Data for analysis below:

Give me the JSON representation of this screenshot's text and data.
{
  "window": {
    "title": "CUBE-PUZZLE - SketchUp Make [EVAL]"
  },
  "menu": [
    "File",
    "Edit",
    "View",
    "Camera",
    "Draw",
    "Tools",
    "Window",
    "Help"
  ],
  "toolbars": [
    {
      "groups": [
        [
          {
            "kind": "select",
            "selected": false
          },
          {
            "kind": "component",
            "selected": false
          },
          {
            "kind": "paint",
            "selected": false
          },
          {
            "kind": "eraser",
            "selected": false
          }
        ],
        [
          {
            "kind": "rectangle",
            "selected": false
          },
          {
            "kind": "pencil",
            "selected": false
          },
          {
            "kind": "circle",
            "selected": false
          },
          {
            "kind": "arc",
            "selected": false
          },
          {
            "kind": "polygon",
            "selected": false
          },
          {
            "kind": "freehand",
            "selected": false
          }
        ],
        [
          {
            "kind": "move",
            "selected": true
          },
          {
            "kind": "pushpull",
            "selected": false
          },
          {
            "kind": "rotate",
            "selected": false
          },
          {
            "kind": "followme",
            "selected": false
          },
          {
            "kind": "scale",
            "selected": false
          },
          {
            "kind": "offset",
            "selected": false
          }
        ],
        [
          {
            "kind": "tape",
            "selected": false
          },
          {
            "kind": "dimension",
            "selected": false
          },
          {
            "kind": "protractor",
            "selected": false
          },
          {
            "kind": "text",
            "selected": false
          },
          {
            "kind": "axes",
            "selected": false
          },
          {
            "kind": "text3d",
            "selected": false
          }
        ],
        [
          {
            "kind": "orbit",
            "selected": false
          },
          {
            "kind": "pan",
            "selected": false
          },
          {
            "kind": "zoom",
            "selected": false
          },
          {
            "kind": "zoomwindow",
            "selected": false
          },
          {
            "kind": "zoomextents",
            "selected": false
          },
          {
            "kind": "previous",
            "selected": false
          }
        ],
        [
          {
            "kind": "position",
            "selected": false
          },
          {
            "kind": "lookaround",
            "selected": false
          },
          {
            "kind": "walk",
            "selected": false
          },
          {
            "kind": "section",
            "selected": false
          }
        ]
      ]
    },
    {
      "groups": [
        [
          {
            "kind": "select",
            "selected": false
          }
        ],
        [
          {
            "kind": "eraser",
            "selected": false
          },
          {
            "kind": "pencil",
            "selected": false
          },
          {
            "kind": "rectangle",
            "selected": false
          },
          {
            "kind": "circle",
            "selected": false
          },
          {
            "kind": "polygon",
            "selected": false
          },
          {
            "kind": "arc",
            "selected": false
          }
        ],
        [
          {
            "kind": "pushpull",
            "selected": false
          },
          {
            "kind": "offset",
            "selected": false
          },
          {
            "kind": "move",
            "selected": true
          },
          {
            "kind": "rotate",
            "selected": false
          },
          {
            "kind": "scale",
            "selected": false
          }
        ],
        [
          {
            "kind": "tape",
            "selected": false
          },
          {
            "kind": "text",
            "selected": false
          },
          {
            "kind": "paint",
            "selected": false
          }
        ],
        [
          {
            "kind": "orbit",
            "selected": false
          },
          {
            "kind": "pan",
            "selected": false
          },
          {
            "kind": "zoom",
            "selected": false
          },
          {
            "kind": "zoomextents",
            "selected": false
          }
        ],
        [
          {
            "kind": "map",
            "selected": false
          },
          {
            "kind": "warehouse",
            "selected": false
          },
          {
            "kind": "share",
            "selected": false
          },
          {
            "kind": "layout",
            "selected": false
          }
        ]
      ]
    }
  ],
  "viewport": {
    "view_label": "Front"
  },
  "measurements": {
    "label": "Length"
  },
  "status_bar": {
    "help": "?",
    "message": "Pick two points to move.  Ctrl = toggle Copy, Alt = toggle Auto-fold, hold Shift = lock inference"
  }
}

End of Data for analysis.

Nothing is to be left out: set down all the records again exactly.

Give me the JSON representation of this screenshot's text and data.
{
  "window": {
    "title": "CUBE-PUZZLE - SketchUp Make [EVAL]"
  },
  "menu": [
    "File",
    "Edit",
    "View",
    "Camera",
    "Draw",
    "Tools",
    "Window",
    "Help"
  ],
  "toolbars": [
    {
      "groups": [
        [
          {
            "kind": "select",
            "selected": false
          },
          {
            "kind": "component",
            "selected": false
          },
          {
            "kind": "paint",
            "selected": false
          },
          {
            "kind": "eraser",
            "selected": false
          }
        ],
        [
          {
            "kind": "rectangle",
            "selected": false
          },
          {
            "kind": "pencil",
            "selected": false
          },
          {
            "kind": "circle",
            "selected": false
          },
          {
            "kind": "arc",
            "selected": false
          },
          {
            "kind": "polygon",
            "selected": false
          },
          {
            "kind": "freehand",
            "selected": false
          }
        ],
        [
          {
            "kind": "move",
            "selected": true
          },
          {
            "kind": "pushpull",
            "selected": false
          },
          {
            "kind": "rotate",
            "selected": false
          },
          {
            "kind": "followme",
            "selected": false
          },
          {
            "kind": "scale",
            "selected": false
          },
          {
            "kind": "offset",
            "selected": false
          }
        ],
        [
          {
            "kind": "tape",
            "selected": false
          },
          {
            "kind": "dimension",
            "selected": false
          },
          {
            "kind": "protractor",
            "selected": false
          },
          {
            "kind": "text",
            "selected": false
          },
          {
            "kind": "axes",
            "selected": false
          },
          {
            "kind": "text3d",
            "selected": false
          }
        ],
        [
          {
            "kind": "orbit",
            "selected": false
          },
          {
            "kind": "pan",
            "selected": false
          },
          {
            "kind": "zoom",
            "selected": false
          },
          {
            "kind": "zoomwindow",
            "selected": false
          },
          {
            "kind": "zoomextents",
            "selected": false
          },
          {
            "kind": "previous",
            "selected": false
          }
        ],
        [
          {
            "kind": "position",
            "selected": false
          },
          {
            "kind": "lookaround",
            "selected": false
          },
          {
            "kind": "walk",
            "selected": false
          },
          {
            "kind": "section",
            "selected": false
          }
        ]
      ]
    },
    {
      "groups": [
        [
          {
            "kind": "select",
            "selected": false
          }
        ],
        [
          {
            "kind": "eraser",
            "selected": false
          },
          {
            "kind": "pencil",
            "selected": false
          },
          {
            "kind": "rectangle",
            "selected": false
          },
          {
            "kind": "circle",
            "selected": false
          },
          {
            "kind": "polygon",
            "selected": false
          },
          {
            "kind": "arc",
            "selected": false
          }
        ],
        [
          {
            "kind": "pushpull",
            "selected": false
          },
          {
            "kind": "offset",
            "selected": false
          },
          {
            "kind": "move",
            "selected": true
          },
          {
            "kind": "rotate",
            "selected": false
          },
          {
            "kind": "scale",
            "selected": false
          }
        ],
        [
          {
            "kind": "tape",
            "selected": false
          },
          {
            "kind": "text",
            "selected": false
          },
          {
            "kind": "paint",
            "selected": false
          }
        ],
        [
          {
            "kind": "orbit",
            "selected": false
          },
          {
            "kind": "pan",
            "selected": false
          },
          {
            "kind": "zoom",
            "selected": false
          },
          {
            "kind": "zoomextents",
            "selected": false
          }
        ],
        [
          {
            "kind": "map",
            "selected": false
          },
          {
            "kind": "warehouse",
            "selected": false
          },
          {
            "kind": "share",
            "selected": false
          },
          {
            "kind": "layout",
            "selected": false
          }
        ]
      ]
    }
  ],
  "viewport": {
    "view_label": "Front"
  },
  "measurements": {
    "label": "Length"
  },
  "status_bar": {
    "help": "?",
    "message": "Pick two points to move.  Ctrl = toggle Copy, Alt = toggle Auto-fold, hold Shift = lock inference"
  }
}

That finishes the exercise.